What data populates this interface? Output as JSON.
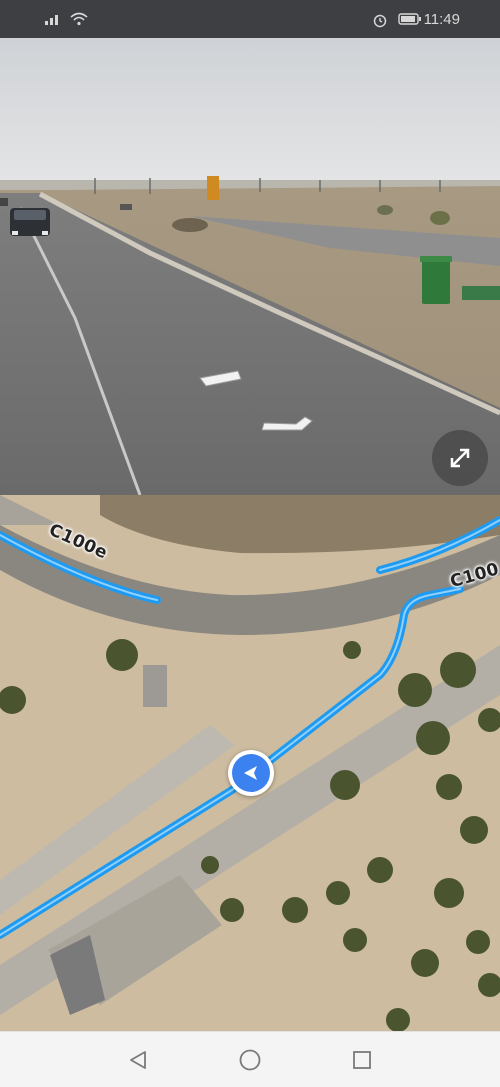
{
  "status_bar": {
    "time": "11:49",
    "left_icons": [
      "signal-icon",
      "wifi-icon"
    ],
    "right_icons": [
      "alarm-icon",
      "battery-icon"
    ]
  },
  "street_view": {
    "expand_icon": "expand-icon"
  },
  "map": {
    "road_labels": [
      "C100e",
      "C100"
    ],
    "route_color": "#1e9bf0",
    "marker_color": "#3b82f0"
  },
  "nav_bar": {
    "icons": [
      "back-icon",
      "home-icon",
      "recents-icon"
    ]
  }
}
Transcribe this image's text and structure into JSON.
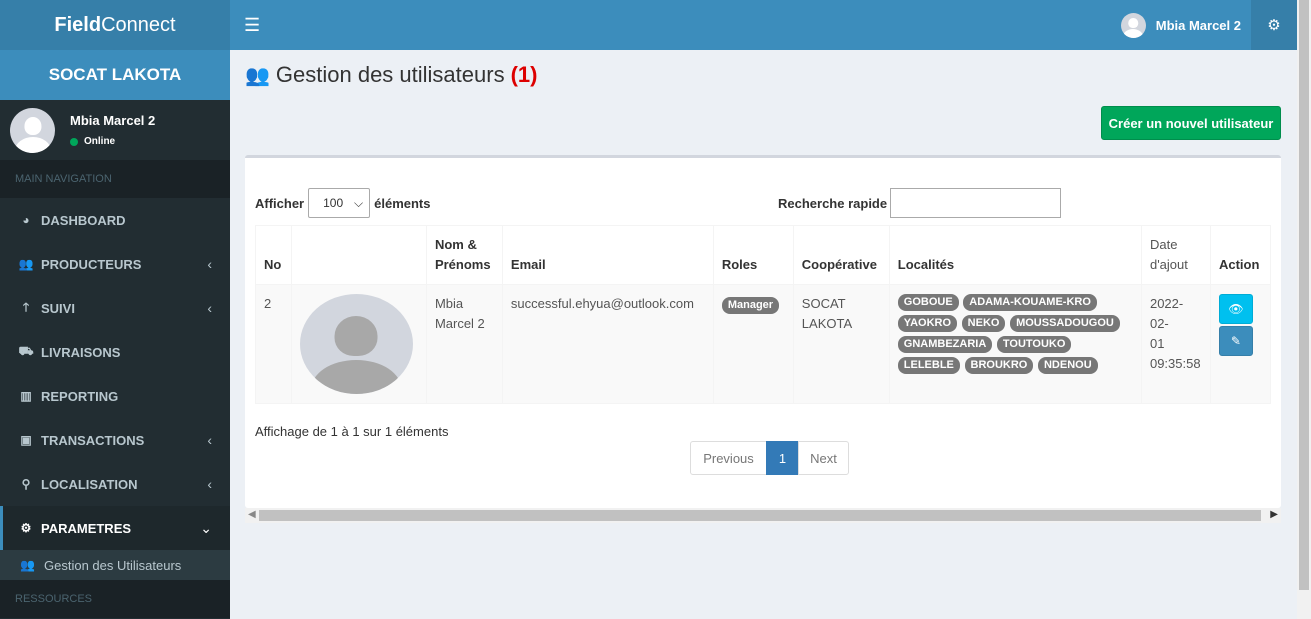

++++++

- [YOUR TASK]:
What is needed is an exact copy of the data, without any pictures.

- [EXPECTED OUTPUT]:
What data populates this interface? Output as JSON.
{
  "status_bar": {
    "time": "11:49",
    "left_icons": [
      "signal-icon",
      "wifi-icon"
    ],
    "right_icons": [
      "alarm-icon",
      "battery-icon"
    ]
  },
  "street_view": {
    "expand_icon": "expand-icon"
  },
  "map": {
    "road_labels": [
      "C100e",
      "C100"
    ],
    "route_color": "#1e9bf0",
    "marker_color": "#3b82f0"
  },
  "nav_bar": {
    "icons": [
      "back-icon",
      "home-icon",
      "recents-icon"
    ]
  }
}
Transcribe this image's text and structure into JSON.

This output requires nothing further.